[Opening INPUT DATA section]
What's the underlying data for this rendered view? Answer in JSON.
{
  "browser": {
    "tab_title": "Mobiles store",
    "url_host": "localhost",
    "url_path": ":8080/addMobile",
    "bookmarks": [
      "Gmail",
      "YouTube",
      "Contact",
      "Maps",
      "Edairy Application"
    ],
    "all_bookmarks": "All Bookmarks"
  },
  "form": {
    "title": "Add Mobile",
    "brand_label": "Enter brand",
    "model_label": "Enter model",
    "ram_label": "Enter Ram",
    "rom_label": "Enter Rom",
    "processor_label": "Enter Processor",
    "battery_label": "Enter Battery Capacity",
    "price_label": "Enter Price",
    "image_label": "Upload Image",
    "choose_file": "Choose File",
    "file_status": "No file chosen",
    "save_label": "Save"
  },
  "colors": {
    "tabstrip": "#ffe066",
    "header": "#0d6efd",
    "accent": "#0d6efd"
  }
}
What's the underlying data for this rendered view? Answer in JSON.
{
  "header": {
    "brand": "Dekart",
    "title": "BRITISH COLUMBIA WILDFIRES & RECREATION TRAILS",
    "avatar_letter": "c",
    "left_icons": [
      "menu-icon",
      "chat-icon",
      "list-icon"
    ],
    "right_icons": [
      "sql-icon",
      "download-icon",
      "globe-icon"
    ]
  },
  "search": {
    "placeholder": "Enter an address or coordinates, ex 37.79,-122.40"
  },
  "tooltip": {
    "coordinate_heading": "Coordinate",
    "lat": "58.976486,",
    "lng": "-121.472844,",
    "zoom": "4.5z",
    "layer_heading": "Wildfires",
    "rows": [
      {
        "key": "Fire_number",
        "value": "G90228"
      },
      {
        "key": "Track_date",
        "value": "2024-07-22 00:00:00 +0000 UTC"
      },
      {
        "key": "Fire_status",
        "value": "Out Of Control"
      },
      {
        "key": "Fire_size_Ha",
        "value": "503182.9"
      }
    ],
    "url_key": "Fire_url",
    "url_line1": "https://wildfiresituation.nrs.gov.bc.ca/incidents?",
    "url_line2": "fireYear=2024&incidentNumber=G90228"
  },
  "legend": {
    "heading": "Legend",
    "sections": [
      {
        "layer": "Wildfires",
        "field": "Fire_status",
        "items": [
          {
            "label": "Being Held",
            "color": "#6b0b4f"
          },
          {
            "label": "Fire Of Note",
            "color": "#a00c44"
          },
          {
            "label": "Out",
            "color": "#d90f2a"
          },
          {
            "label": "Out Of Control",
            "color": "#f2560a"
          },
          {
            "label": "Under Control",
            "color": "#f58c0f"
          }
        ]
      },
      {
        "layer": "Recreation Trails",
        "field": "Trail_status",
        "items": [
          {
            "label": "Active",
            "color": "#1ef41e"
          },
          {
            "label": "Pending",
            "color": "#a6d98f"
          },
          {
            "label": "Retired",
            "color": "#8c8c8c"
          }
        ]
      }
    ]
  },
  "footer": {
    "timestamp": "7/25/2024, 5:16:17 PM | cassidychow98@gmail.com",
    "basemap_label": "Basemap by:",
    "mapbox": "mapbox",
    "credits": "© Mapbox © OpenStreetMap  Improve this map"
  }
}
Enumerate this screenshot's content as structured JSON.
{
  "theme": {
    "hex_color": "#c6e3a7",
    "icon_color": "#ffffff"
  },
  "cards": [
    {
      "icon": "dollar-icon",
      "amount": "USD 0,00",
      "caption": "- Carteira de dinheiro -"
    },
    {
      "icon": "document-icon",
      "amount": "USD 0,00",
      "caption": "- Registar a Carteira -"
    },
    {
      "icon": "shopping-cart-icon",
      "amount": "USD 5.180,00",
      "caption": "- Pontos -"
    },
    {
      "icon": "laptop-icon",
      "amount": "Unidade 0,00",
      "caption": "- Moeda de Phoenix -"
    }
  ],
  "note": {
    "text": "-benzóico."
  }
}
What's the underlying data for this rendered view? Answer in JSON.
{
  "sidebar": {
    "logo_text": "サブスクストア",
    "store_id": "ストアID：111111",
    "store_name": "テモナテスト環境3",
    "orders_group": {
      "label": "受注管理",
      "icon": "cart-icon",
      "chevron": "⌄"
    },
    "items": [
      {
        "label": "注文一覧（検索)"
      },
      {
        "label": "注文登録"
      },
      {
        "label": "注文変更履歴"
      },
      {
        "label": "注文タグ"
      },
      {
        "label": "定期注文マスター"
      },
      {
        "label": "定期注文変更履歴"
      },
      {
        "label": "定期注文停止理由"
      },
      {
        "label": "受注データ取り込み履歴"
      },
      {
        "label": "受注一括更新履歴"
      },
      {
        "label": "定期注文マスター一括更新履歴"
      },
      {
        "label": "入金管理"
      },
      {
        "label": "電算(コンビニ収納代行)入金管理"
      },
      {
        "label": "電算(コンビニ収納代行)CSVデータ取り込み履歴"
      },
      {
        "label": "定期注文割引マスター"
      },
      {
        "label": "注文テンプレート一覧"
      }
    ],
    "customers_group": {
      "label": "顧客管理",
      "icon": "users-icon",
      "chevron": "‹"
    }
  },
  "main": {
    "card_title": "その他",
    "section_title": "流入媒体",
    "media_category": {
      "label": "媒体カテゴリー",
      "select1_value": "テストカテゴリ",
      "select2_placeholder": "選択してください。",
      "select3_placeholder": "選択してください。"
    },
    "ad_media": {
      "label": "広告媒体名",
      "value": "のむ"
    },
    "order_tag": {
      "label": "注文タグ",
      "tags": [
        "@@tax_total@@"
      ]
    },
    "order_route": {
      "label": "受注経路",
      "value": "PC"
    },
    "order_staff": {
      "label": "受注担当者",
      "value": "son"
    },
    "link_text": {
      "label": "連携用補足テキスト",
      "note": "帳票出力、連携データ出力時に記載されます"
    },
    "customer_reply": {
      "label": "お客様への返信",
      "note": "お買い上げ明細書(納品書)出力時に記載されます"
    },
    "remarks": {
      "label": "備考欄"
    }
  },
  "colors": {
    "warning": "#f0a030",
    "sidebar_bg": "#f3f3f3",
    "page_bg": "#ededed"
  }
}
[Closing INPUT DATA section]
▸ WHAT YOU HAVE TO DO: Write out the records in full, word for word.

▸ ANSWER BOX:
What's the underlying data for this rendered view? Answer in JSON.
{
  "browser": {
    "tab_title": "Mobiles store",
    "url_host": "localhost",
    "url_path": ":8080/addMobile",
    "bookmarks": [
      "Gmail",
      "YouTube",
      "Contact",
      "Maps",
      "Edairy Application"
    ],
    "all_bookmarks": "All Bookmarks"
  },
  "form": {
    "title": "Add Mobile",
    "brand_label": "Enter brand",
    "model_label": "Enter model",
    "ram_label": "Enter Ram",
    "rom_label": "Enter Rom",
    "processor_label": "Enter Processor",
    "battery_label": "Enter Battery Capacity",
    "price_label": "Enter Price",
    "image_label": "Upload Image",
    "choose_file": "Choose File",
    "file_status": "No file chosen",
    "save_label": "Save"
  },
  "colors": {
    "tabstrip": "#ffe066",
    "header": "#0d6efd",
    "accent": "#0d6efd"
  }
}
What's the underlying data for this rendered view? Answer in JSON.
{
  "header": {
    "brand": "Dekart",
    "title": "BRITISH COLUMBIA WILDFIRES & RECREATION TRAILS",
    "avatar_letter": "c",
    "left_icons": [
      "menu-icon",
      "chat-icon",
      "list-icon"
    ],
    "right_icons": [
      "sql-icon",
      "download-icon",
      "globe-icon"
    ]
  },
  "search": {
    "placeholder": "Enter an address or coordinates, ex 37.79,-122.40"
  },
  "tooltip": {
    "coordinate_heading": "Coordinate",
    "lat": "58.976486,",
    "lng": "-121.472844,",
    "zoom": "4.5z",
    "layer_heading": "Wildfires",
    "rows": [
      {
        "key": "Fire_number",
        "value": "G90228"
      },
      {
        "key": "Track_date",
        "value": "2024-07-22 00:00:00 +0000 UTC"
      },
      {
        "key": "Fire_status",
        "value": "Out Of Control"
      },
      {
        "key": "Fire_size_Ha",
        "value": "503182.9"
      }
    ],
    "url_key": "Fire_url",
    "url_line1": "https://wildfiresituation.nrs.gov.bc.ca/incidents?",
    "url_line2": "fireYear=2024&incidentNumber=G90228"
  },
  "legend": {
    "heading": "Legend",
    "sections": [
      {
        "layer": "Wildfires",
        "field": "Fire_status",
        "items": [
          {
            "label": "Being Held",
            "color": "#6b0b4f"
          },
          {
            "label": "Fire Of Note",
            "color": "#a00c44"
          },
          {
            "label": "Out",
            "color": "#d90f2a"
          },
          {
            "label": "Out Of Control",
            "color": "#f2560a"
          },
          {
            "label": "Under Control",
            "color": "#f58c0f"
          }
        ]
      },
      {
        "layer": "Recreation Trails",
        "field": "Trail_status",
        "items": [
          {
            "label": "Active",
            "color": "#1ef41e"
          },
          {
            "label": "Pending",
            "color": "#a6d98f"
          },
          {
            "label": "Retired",
            "color": "#8c8c8c"
          }
        ]
      }
    ]
  },
  "footer": {
    "timestamp": "7/25/2024, 5:16:17 PM | cassidychow98@gmail.com",
    "basemap_label": "Basemap by:",
    "mapbox": "mapbox",
    "credits": "© Mapbox © OpenStreetMap  Improve this map"
  }
}
Enumerate this screenshot's content as structured JSON.
{
  "theme": {
    "hex_color": "#c6e3a7",
    "icon_color": "#ffffff"
  },
  "cards": [
    {
      "icon": "dollar-icon",
      "amount": "USD 0,00",
      "caption": "- Carteira de dinheiro -"
    },
    {
      "icon": "document-icon",
      "amount": "USD 0,00",
      "caption": "- Registar a Carteira -"
    },
    {
      "icon": "shopping-cart-icon",
      "amount": "USD 5.180,00",
      "caption": "- Pontos -"
    },
    {
      "icon": "laptop-icon",
      "amount": "Unidade 0,00",
      "caption": "- Moeda de Phoenix -"
    }
  ],
  "note": {
    "text": "-benzóico."
  }
}
What's the underlying data for this rendered view? Answer in JSON.
{
  "sidebar": {
    "logo_text": "サブスクストア",
    "store_id": "ストアID：111111",
    "store_name": "テモナテスト環境3",
    "orders_group": {
      "label": "受注管理",
      "icon": "cart-icon",
      "chevron": "⌄"
    },
    "items": [
      {
        "label": "注文一覧（検索)"
      },
      {
        "label": "注文登録"
      },
      {
        "label": "注文変更履歴"
      },
      {
        "label": "注文タグ"
      },
      {
        "label": "定期注文マスター"
      },
      {
        "label": "定期注文変更履歴"
      },
      {
        "label": "定期注文停止理由"
      },
      {
        "label": "受注データ取り込み履歴"
      },
      {
        "label": "受注一括更新履歴"
      },
      {
        "label": "定期注文マスター一括更新履歴"
      },
      {
        "label": "入金管理"
      },
      {
        "label": "電算(コンビニ収納代行)入金管理"
      },
      {
        "label": "電算(コンビニ収納代行)CSVデータ取り込み履歴"
      },
      {
        "label": "定期注文割引マスター"
      },
      {
        "label": "注文テンプレート一覧"
      }
    ],
    "customers_group": {
      "label": "顧客管理",
      "icon": "users-icon",
      "chevron": "‹"
    }
  },
  "main": {
    "card_title": "その他",
    "section_title": "流入媒体",
    "media_category": {
      "label": "媒体カテゴリー",
      "select1_value": "テストカテゴリ",
      "select2_placeholder": "選択してください。",
      "select3_placeholder": "選択してください。"
    },
    "ad_media": {
      "label": "広告媒体名",
      "value": "のむ"
    },
    "order_tag": {
      "label": "注文タグ",
      "tags": [
        "@@tax_total@@"
      ]
    },
    "order_route": {
      "label": "受注経路",
      "value": "PC"
    },
    "order_staff": {
      "label": "受注担当者",
      "value": "son"
    },
    "link_text": {
      "label": "連携用補足テキスト",
      "note": "帳票出力、連携データ出力時に記載されます"
    },
    "customer_reply": {
      "label": "お客様への返信",
      "note": "お買い上げ明細書(納品書)出力時に記載されます"
    },
    "remarks": {
      "label": "備考欄"
    }
  },
  "colors": {
    "warning": "#f0a030",
    "sidebar_bg": "#f3f3f3",
    "page_bg": "#ededed"
  }
}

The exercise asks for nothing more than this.